• _Task brief_
Pictures found in the material must be left out, and every line returned as written.

• _Available data_
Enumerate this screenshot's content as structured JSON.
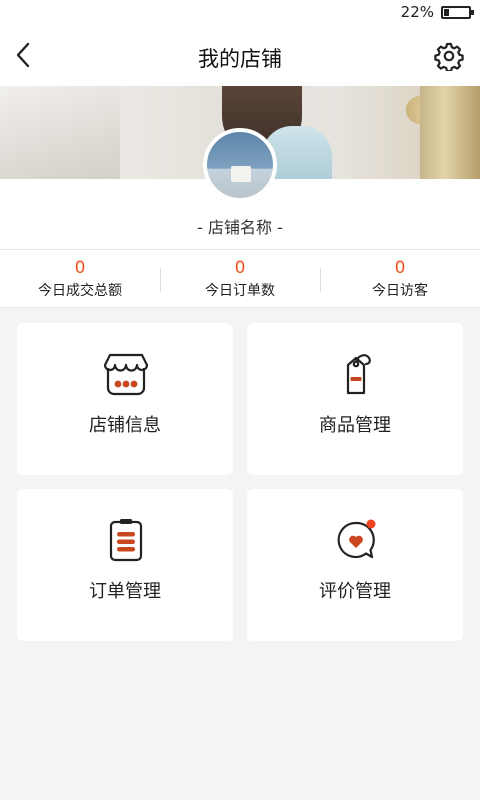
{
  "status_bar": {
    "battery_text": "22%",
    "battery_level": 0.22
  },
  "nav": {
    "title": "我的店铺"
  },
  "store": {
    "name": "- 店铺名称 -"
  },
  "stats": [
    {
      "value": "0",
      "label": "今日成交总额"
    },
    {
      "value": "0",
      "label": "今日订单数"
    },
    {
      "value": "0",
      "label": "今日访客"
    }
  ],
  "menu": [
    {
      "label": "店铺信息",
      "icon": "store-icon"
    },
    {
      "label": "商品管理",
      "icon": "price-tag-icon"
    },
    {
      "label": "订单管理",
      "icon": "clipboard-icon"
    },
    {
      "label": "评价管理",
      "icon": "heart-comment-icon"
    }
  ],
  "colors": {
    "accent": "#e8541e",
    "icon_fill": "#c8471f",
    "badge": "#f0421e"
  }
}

• _Your solution_
Enumerate this screenshot's content as structured JSON.
{
  "status_bar": {
    "battery_text": "22%",
    "battery_level": 0.22
  },
  "nav": {
    "title": "我的店铺"
  },
  "store": {
    "name": "- 店铺名称 -"
  },
  "stats": [
    {
      "value": "0",
      "label": "今日成交总额"
    },
    {
      "value": "0",
      "label": "今日订单数"
    },
    {
      "value": "0",
      "label": "今日访客"
    }
  ],
  "menu": [
    {
      "label": "店铺信息",
      "icon": "store-icon"
    },
    {
      "label": "商品管理",
      "icon": "price-tag-icon"
    },
    {
      "label": "订单管理",
      "icon": "clipboard-icon"
    },
    {
      "label": "评价管理",
      "icon": "heart-comment-icon"
    }
  ],
  "colors": {
    "accent": "#e8541e",
    "icon_fill": "#c8471f",
    "badge": "#f0421e"
  }
}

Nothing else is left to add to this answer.